◆ **Directions**:
Each entry must appear in the answer exactly as it does here.

==*==

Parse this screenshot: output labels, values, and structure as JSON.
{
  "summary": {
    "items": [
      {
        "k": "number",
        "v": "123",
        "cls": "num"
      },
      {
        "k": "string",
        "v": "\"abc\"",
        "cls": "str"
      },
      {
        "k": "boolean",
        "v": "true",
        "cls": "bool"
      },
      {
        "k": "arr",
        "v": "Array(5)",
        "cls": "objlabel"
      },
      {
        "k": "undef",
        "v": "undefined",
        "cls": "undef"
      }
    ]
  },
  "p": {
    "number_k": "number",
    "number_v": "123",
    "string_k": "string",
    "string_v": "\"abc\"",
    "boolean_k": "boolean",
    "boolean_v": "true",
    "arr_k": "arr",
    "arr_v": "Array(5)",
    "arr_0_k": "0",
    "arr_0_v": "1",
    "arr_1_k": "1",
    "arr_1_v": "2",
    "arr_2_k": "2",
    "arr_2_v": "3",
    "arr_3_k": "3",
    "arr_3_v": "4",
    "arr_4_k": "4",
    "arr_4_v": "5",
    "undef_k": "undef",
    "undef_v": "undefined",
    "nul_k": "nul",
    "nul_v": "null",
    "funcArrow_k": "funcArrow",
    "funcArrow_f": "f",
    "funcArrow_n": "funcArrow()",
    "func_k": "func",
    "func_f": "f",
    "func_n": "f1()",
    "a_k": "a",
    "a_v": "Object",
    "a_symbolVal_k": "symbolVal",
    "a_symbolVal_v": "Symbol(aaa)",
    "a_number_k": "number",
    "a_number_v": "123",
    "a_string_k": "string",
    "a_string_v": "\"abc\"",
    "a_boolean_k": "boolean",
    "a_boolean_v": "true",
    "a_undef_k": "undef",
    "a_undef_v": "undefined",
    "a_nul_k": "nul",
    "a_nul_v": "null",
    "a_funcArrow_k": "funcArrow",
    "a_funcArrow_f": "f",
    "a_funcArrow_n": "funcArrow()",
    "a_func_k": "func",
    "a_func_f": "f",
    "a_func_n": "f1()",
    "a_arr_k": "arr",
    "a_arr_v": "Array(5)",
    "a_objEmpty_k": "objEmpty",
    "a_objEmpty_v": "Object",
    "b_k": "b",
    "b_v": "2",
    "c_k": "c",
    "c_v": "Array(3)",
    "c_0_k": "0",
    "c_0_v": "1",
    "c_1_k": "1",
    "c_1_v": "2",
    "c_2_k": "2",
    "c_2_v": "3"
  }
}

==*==

◆ **Solution below**:
Parse this screenshot: output labels, values, and structure as JSON.
{
  "summary": {
    "items": [
      {
        "k": "number",
        "v": "123",
        "cls": "num"
      },
      {
        "k": "string",
        "v": "\"abc\"",
        "cls": "str"
      },
      {
        "k": "boolean",
        "v": "true",
        "cls": "bool"
      },
      {
        "k": "arr",
        "v": "Array(5)",
        "cls": "objlabel"
      },
      {
        "k": "undef",
        "v": "undefined",
        "cls": "undef"
      }
    ]
  },
  "p": {
    "number_k": "number",
    "number_v": "123",
    "string_k": "string",
    "string_v": "\"abc\"",
    "boolean_k": "boolean",
    "boolean_v": "true",
    "arr_k": "arr",
    "arr_v": "Array(5)",
    "arr_0_k": "0",
    "arr_0_v": "1",
    "arr_1_k": "1",
    "arr_1_v": "2",
    "arr_2_k": "2",
    "arr_2_v": "3",
    "arr_3_k": "3",
    "arr_3_v": "4",
    "arr_4_k": "4",
    "arr_4_v": "5",
    "undef_k": "undef",
    "undef_v": "undefined",
    "nul_k": "nul",
    "nul_v": "null",
    "funcArrow_k": "funcArrow",
    "funcArrow_f": "f",
    "funcArrow_n": "funcArrow()",
    "func_k": "func",
    "func_f": "f",
    "func_n": "f1()",
    "a_k": "a",
    "a_v": "Object",
    "a_symbolVal_k": "symbolVal",
    "a_symbolVal_v": "Symbol(aaa)",
    "a_number_k": "number",
    "a_number_v": "123",
    "a_string_k": "string",
    "a_string_v": "\"abc\"",
    "a_boolean_k": "boolean",
    "a_boolean_v": "true",
    "a_undef_k": "undef",
    "a_undef_v": "undefined",
    "a_nul_k": "nul",
    "a_nul_v": "null",
    "a_funcArrow_k": "funcArrow",
    "a_funcArrow_f": "f",
    "a_funcArrow_n": "funcArrow()",
    "a_func_k": "func",
    "a_func_f": "f",
    "a_func_n": "f1()",
    "a_arr_k": "arr",
    "a_arr_v": "Array(5)",
    "a_objEmpty_k": "objEmpty",
    "a_objEmpty_v": "Object",
    "b_k": "b",
    "b_v": "2",
    "c_k": "c",
    "c_v": "Array(3)",
    "c_0_k": "0",
    "c_0_v": "1",
    "c_1_k": "1",
    "c_1_v": "2",
    "c_2_k": "2",
    "c_2_v": "3"
  }
}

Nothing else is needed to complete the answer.